Internal Market Bill – Briefing Note
September 10, 2020
The UK Government has now published its United Kingdom Internal Market Bill amidst massive public, political and civil society reaction in the wake of the Secretary of State for Northern Ireland, Brandon Lewis admitting that the Bill would allow the UK to break from International Law.
‘yes, this does break international law in a very specific and limited way. We are taking the power to disapply the EU law concept of direct effect, required by article 4, in certain very tightly defined circumstances.’
The Bill seeks to set out the measures the UK Government wishes to enact in domestic law to ensure that equal market access can be maintained across the four regions of the UK after the end of the transition period.

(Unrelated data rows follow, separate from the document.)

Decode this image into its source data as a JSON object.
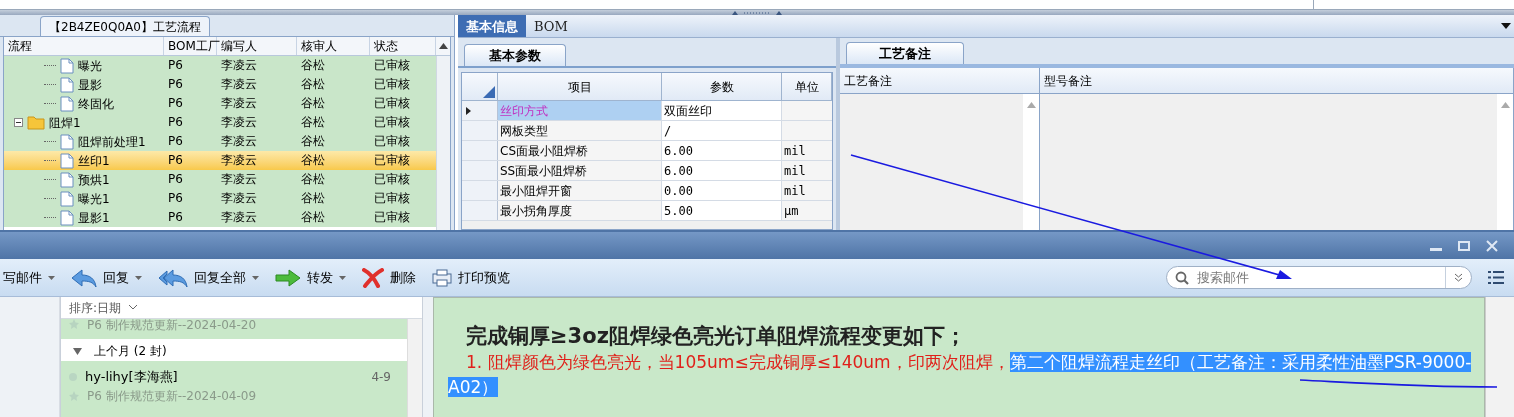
{
  "process_panel": {
    "title": "【2B4ZE0Q0A0】工艺流程",
    "columns": [
      "流程",
      "BOM工厂",
      "编写人",
      "核审人",
      "状态"
    ],
    "tree": [
      {
        "children": [
          {
            "label": "曝光",
            "kind": "file",
            "factory": "P6",
            "author": "李凌云",
            "reviewer": "谷松",
            "status": "已审核",
            "selected": false
          },
          {
            "label": "显影",
            "kind": "file",
            "factory": "P6",
            "author": "李凌云",
            "reviewer": "谷松",
            "status": "已审核",
            "selected": false
          },
          {
            "label": "终固化",
            "kind": "file",
            "factory": "P6",
            "author": "李凌云",
            "reviewer": "谷松",
            "status": "已审核",
            "selected": false
          }
        ]
      },
      {
        "label": "阻焊1",
        "kind": "folder",
        "expanded": true,
        "factory": "P6",
        "author": "李凌云",
        "reviewer": "谷松",
        "status": "已审核",
        "selected": false,
        "children": [
          {
            "label": "阻焊前处理1",
            "kind": "file",
            "factory": "P6",
            "author": "李凌云",
            "reviewer": "谷松",
            "status": "已审核",
            "selected": false
          },
          {
            "label": "丝印1",
            "kind": "file",
            "factory": "P6",
            "author": "李凌云",
            "reviewer": "谷松",
            "status": "已审核",
            "selected": true
          },
          {
            "label": "预烘1",
            "kind": "file",
            "factory": "P6",
            "author": "李凌云",
            "reviewer": "谷松",
            "status": "已审核",
            "selected": false
          },
          {
            "label": "曝光1",
            "kind": "file",
            "factory": "P6",
            "author": "李凌云",
            "reviewer": "谷松",
            "status": "已审核",
            "selected": false
          },
          {
            "label": "显影1",
            "kind": "file",
            "factory": "P6",
            "author": "李凌云",
            "reviewer": "谷松",
            "status": "已审核",
            "selected": false
          }
        ]
      }
    ]
  },
  "detail_tabs": [
    {
      "label": "基本信息",
      "selected": true
    },
    {
      "label": "BOM",
      "selected": false
    }
  ],
  "params_panel": {
    "tab": "基本参数",
    "columns": [
      "项目",
      "参数",
      "单位"
    ],
    "rows": [
      {
        "item": "丝印方式",
        "value": "双面丝印",
        "unit": "",
        "selected": true
      },
      {
        "item": "网板类型",
        "value": "/",
        "unit": "",
        "selected": false
      },
      {
        "item": "CS面最小阻焊桥",
        "value": "6.00",
        "unit": "mil",
        "selected": false
      },
      {
        "item": "SS面最小阻焊桥",
        "value": "6.00",
        "unit": "mil",
        "selected": false
      },
      {
        "item": "最小阻焊开窗",
        "value": "0.00",
        "unit": "mil",
        "selected": false
      },
      {
        "item": "最小拐角厚度",
        "value": "5.00",
        "unit": "μm",
        "selected": false
      }
    ]
  },
  "notes_panel": {
    "tab": "工艺备注",
    "columns": [
      "工艺备注",
      "型号备注"
    ]
  },
  "mail": {
    "toolbar": [
      {
        "kind": "compose",
        "label": "写邮件",
        "menu": true
      },
      {
        "kind": "reply",
        "label": "回复",
        "menu": true
      },
      {
        "kind": "reply_all",
        "label": "回复全部",
        "menu": true
      },
      {
        "kind": "forward",
        "label": "转发",
        "menu": true
      },
      {
        "kind": "delete",
        "label": "删除",
        "menu": false
      },
      {
        "kind": "print",
        "label": "打印预览",
        "menu": false
      }
    ],
    "search": {
      "placeholder": "搜索邮件"
    },
    "list": {
      "sort": "排序:日期",
      "entries": [
        {
          "kind": "preview",
          "subject": "P6 制作规范更新--2024-04-20"
        },
        {
          "kind": "group",
          "label": "上个月 (2 封)",
          "expanded": true
        },
        {
          "kind": "message",
          "sender": "hy-lihy[李海燕]",
          "date": "4-9",
          "subject": "P6 制作规范更新--2024-04-09"
        }
      ]
    },
    "body": {
      "heading": "完成铜厚≥3oz阻焊绿色亮光订单阻焊流程变更如下；",
      "paragraphs": [
        {
          "segments": [
            {
              "text": "1. 阻焊颜色为绿色亮光，当105um≤完成铜厚≤140um，印两次阻焊，",
              "selected": false
            },
            {
              "text": "第二个阻焊流程走丝印（工艺备注：采用柔性油墨PSR-9000-A02）",
              "selected": true
            }
          ]
        }
      ]
    }
  }
}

It seeks to do this by introducing a series of measures such as the principle of ‘mutual recognition’ of goods across the four areas and non-discrimination. We previously set out in our August response to the initial White Paper on the Internal Market proposals that the proposed rigid legislative framework around these principles risked undermining the autonomy of devolved regions, a potential race to the bottom in terms of social and economic standards and was unclear in how the provisions interacted with the Withdrawal Agreement and Northern Ireland Protocol.

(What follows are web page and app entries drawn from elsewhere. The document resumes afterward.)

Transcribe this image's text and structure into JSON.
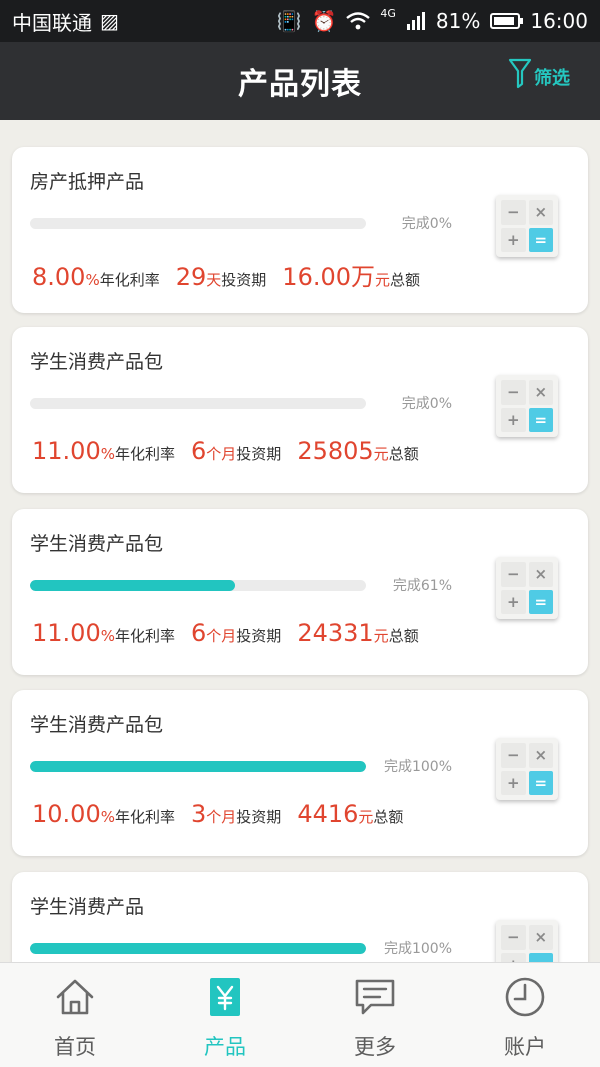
{
  "status_bar": {
    "carrier": "中国联通",
    "network": "4G",
    "battery": "81%",
    "time": "16:00"
  },
  "header": {
    "title": "产品列表",
    "filter_label": "筛选"
  },
  "products": [
    {
      "name": "房产抵押产品",
      "progress": 0,
      "status_text": "完成0%",
      "rate": "8.00",
      "rate_unit": "%",
      "rate_label": "年化利率",
      "term": "29",
      "term_unit": "天",
      "term_label": "投资期",
      "amount": "16.00万",
      "amount_unit": "元",
      "amount_label": "总额"
    },
    {
      "name": "学生消费产品包",
      "progress": 0,
      "status_text": "完成0%",
      "rate": "11.00",
      "rate_unit": "%",
      "rate_label": "年化利率",
      "term": "6",
      "term_unit": "个月",
      "term_label": "投资期",
      "amount": "25805",
      "amount_unit": "元",
      "amount_label": "总额"
    },
    {
      "name": "学生消费产品包",
      "progress": 61,
      "status_text": "完成61%",
      "rate": "11.00",
      "rate_unit": "%",
      "rate_label": "年化利率",
      "term": "6",
      "term_unit": "个月",
      "term_label": "投资期",
      "amount": "24331",
      "amount_unit": "元",
      "amount_label": "总额"
    },
    {
      "name": "学生消费产品包",
      "progress": 100,
      "status_text": "完成100%",
      "rate": "10.00",
      "rate_unit": "%",
      "rate_label": "年化利率",
      "term": "3",
      "term_unit": "个月",
      "term_label": "投资期",
      "amount": "4416",
      "amount_unit": "元",
      "amount_label": "总额"
    },
    {
      "name": "学生消费产品",
      "progress": 100,
      "status_text": "完成100%"
    }
  ],
  "calculator_keys": [
    "−",
    "×",
    "+",
    "="
  ],
  "tabs": [
    {
      "label": "首页",
      "icon": "home-icon"
    },
    {
      "label": "产品",
      "icon": "yen-icon"
    },
    {
      "label": "更多",
      "icon": "message-icon"
    },
    {
      "label": "账户",
      "icon": "clock-icon"
    }
  ],
  "colors": {
    "accent": "#22c5c0",
    "rate_red": "#e0452f",
    "header_bg": "#2f3033"
  }
}
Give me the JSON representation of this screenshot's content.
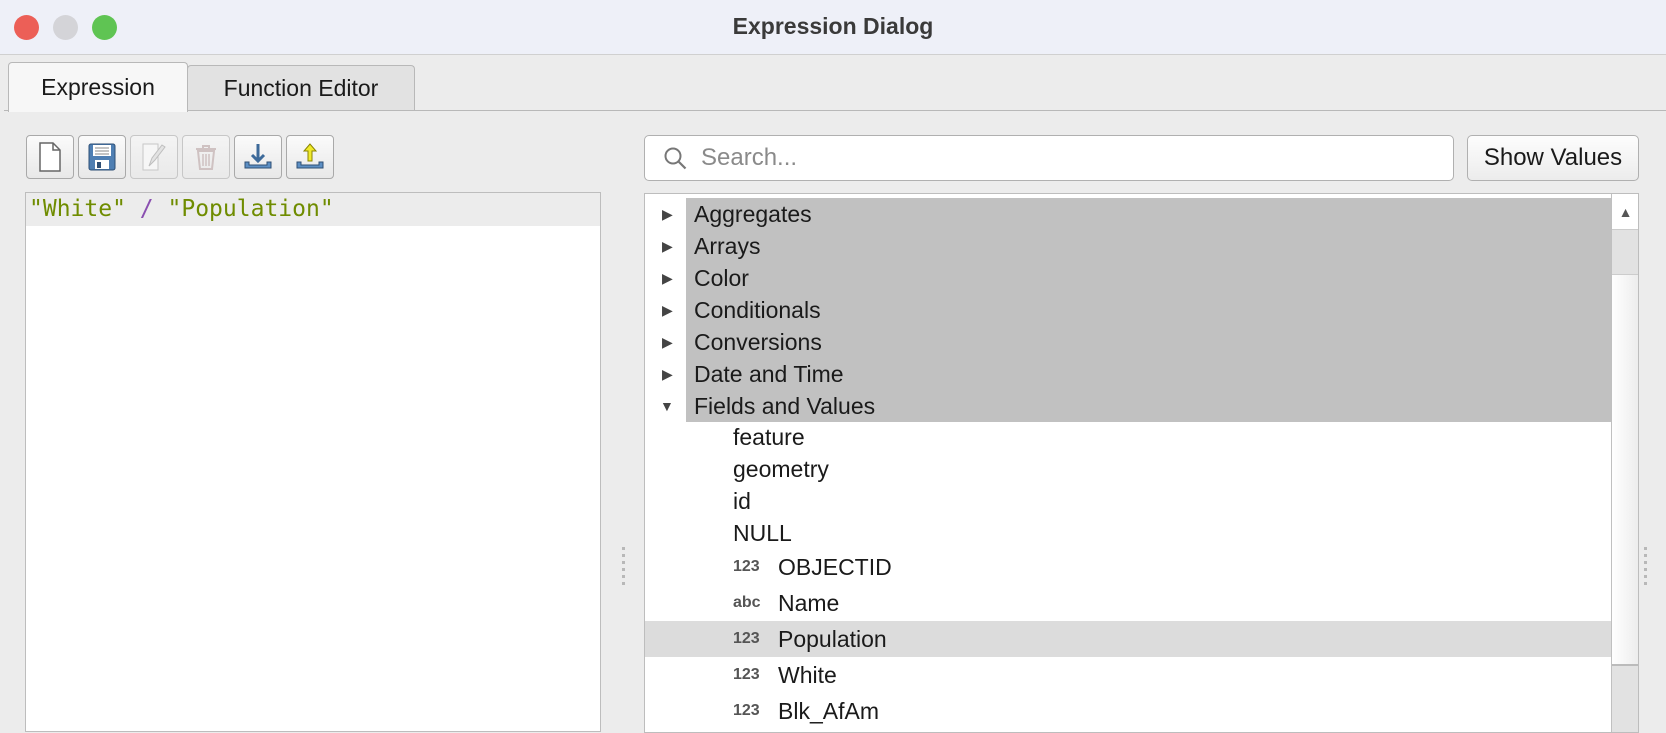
{
  "window": {
    "title": "Expression Dialog"
  },
  "tabs": [
    {
      "label": "Expression",
      "active": true
    },
    {
      "label": "Function Editor",
      "active": false
    }
  ],
  "toolbar": [
    {
      "icon": "new-file-icon",
      "enabled": true
    },
    {
      "icon": "save-icon",
      "enabled": true
    },
    {
      "icon": "edit-icon",
      "enabled": false
    },
    {
      "icon": "trash-icon",
      "enabled": false
    },
    {
      "icon": "import-icon",
      "enabled": true
    },
    {
      "icon": "export-icon",
      "enabled": true
    }
  ],
  "editor": {
    "field1": "\"White\"",
    "operator": "/",
    "field2": "\"Population\""
  },
  "search": {
    "placeholder": "Search...",
    "value": ""
  },
  "show_values_label": "Show Values",
  "tree": {
    "categories": [
      {
        "label": "Aggregates",
        "expanded": false
      },
      {
        "label": "Arrays",
        "expanded": false
      },
      {
        "label": "Color",
        "expanded": false
      },
      {
        "label": "Conditionals",
        "expanded": false
      },
      {
        "label": "Conversions",
        "expanded": false
      },
      {
        "label": "Date and Time",
        "expanded": false
      },
      {
        "label": "Fields and Values",
        "expanded": true
      }
    ],
    "fields": [
      {
        "label": "feature",
        "type": ""
      },
      {
        "label": "geometry",
        "type": ""
      },
      {
        "label": "id",
        "type": ""
      },
      {
        "label": "NULL",
        "type": ""
      },
      {
        "label": "OBJECTID",
        "type": "123"
      },
      {
        "label": "Name",
        "type": "abc"
      },
      {
        "label": "Population",
        "type": "123",
        "selected": true
      },
      {
        "label": "White",
        "type": "123"
      },
      {
        "label": "Blk_AfAm",
        "type": "123"
      }
    ]
  },
  "colors": {
    "string_literal": "#6f8c00",
    "operator": "#8a4fb0",
    "category_bg": "#c1c1c1",
    "selected_bg": "#dcdcdc"
  }
}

Following the publication of the legislation we now have a clearer idea of the impact on the Withdrawal Agreement and Protocol and it is very evident that the Bill raises serious and substantial challenges to both and in turn the protection of human rights in Northern Ireland.

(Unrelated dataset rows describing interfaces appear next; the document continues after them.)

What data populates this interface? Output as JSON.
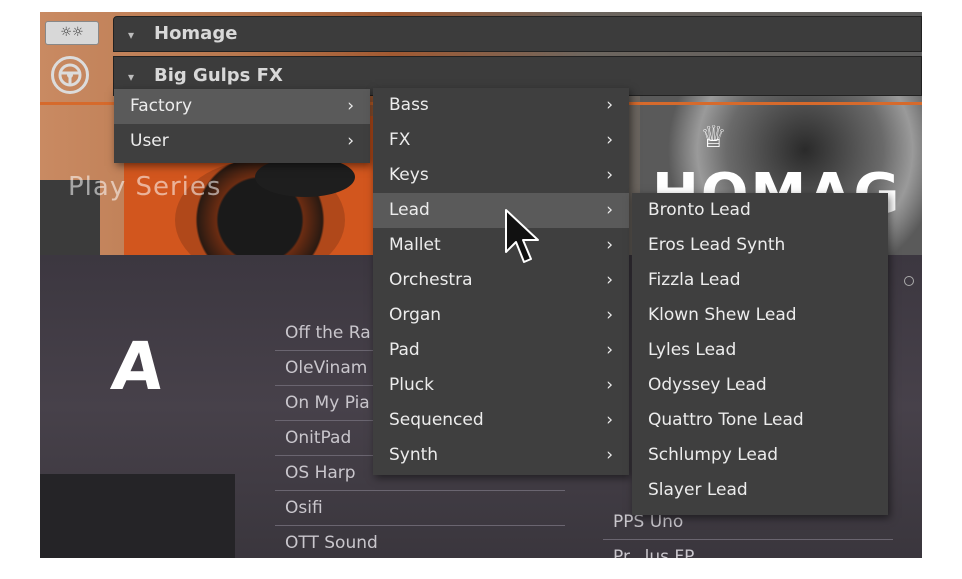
{
  "header": {
    "settings_label": "☼☼",
    "instrument_title": "Homage",
    "preset_title": "Big Gulps FX"
  },
  "banner": {
    "play_series": "Play Series",
    "logo_text": "HOMAG",
    "crown": "♕"
  },
  "body": {
    "big_letter": "A",
    "left_list": [
      "Off the Ra",
      "OleVinam",
      "On My Pia",
      "OnitPad",
      "OS Harp",
      "Osifi",
      "OTT Sound"
    ],
    "right_list": [
      "PPS Uno",
      "Pr...lus FP"
    ]
  },
  "menus": {
    "level1": [
      {
        "label": "Factory",
        "highlight": true
      },
      {
        "label": "User",
        "highlight": false
      }
    ],
    "level2": [
      {
        "label": "Bass",
        "highlight": false
      },
      {
        "label": "FX",
        "highlight": false
      },
      {
        "label": "Keys",
        "highlight": false
      },
      {
        "label": "Lead",
        "highlight": true
      },
      {
        "label": "Mallet",
        "highlight": false
      },
      {
        "label": "Orchestra",
        "highlight": false
      },
      {
        "label": "Organ",
        "highlight": false
      },
      {
        "label": "Pad",
        "highlight": false
      },
      {
        "label": "Pluck",
        "highlight": false
      },
      {
        "label": "Sequenced",
        "highlight": false
      },
      {
        "label": "Synth",
        "highlight": false
      }
    ],
    "level3": [
      "Bronto Lead",
      "Eros Lead Synth",
      "Fizzla Lead",
      "Klown Shew Lead",
      "Lyles Lead",
      "Odyssey Lead",
      "Quattro Tone Lead",
      "Schlumpy Lead",
      "Slayer Lead"
    ],
    "chevron": "›",
    "caret": "▾"
  },
  "colors": {
    "menu_bg": "#3f3f3f",
    "menu_highlight": "#5a5a5a",
    "accent_orange": "#d66a2c"
  },
  "icons": {
    "settings": "gear-icon",
    "logo": "steering-wheel-icon",
    "submenu": "chevron-right-icon",
    "dropdown": "caret-down-icon",
    "cursor": "arrow-cursor-icon"
  }
}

The Bill proposes in 42 and 43 to undermine the requirements in the NI Protocol for exit summary declarations and the application of EU state aid rules in Northern Ireland. These were both key elements of the Agreement/Protocol that allow Northern Ireland to retain access to the EU Single Market and for the UK to apply the rules of the EU Customs Union in Northern Ireland. The UK then moves even further to state in section 45 that that the provisions in sections 42 and 43 ‘have effect notwithstanding any relevant international or domestic law with which they may be incompatible or inconsistent’
Essentially this means that despite sections 42 & 43 clearly being in violation of International Law that this section of the Bill will seek to make those illegal measures legal if enacted.
The response from Northern Ireland, across the UK and indeed internationally was one of shock and anger given the centrality of these elements to the operation of the Withdrawal Agreement and Protocol.
The Consortium believes that violating International Law in this manner is a very dangerous precedent to set and if these measures are passed in legislation could have wider detrimental economic and human rights impacts. These include jeopardising the Withdrawal Agreement and Protocol, the establishment of a hard border on the island of Ireland and potentially opening the door for the UK Government to renege on specific rights elements of the NI Protocol such as the Art2.1 commitments to the non-diminution of rights and the establishment of dedicated mechanisms.
We have drafted a briefing note below that sets out an analysis of the main breaches of the Withdrawal Agreement/Protocol and what implications this may have for human rights in Northern Ireland.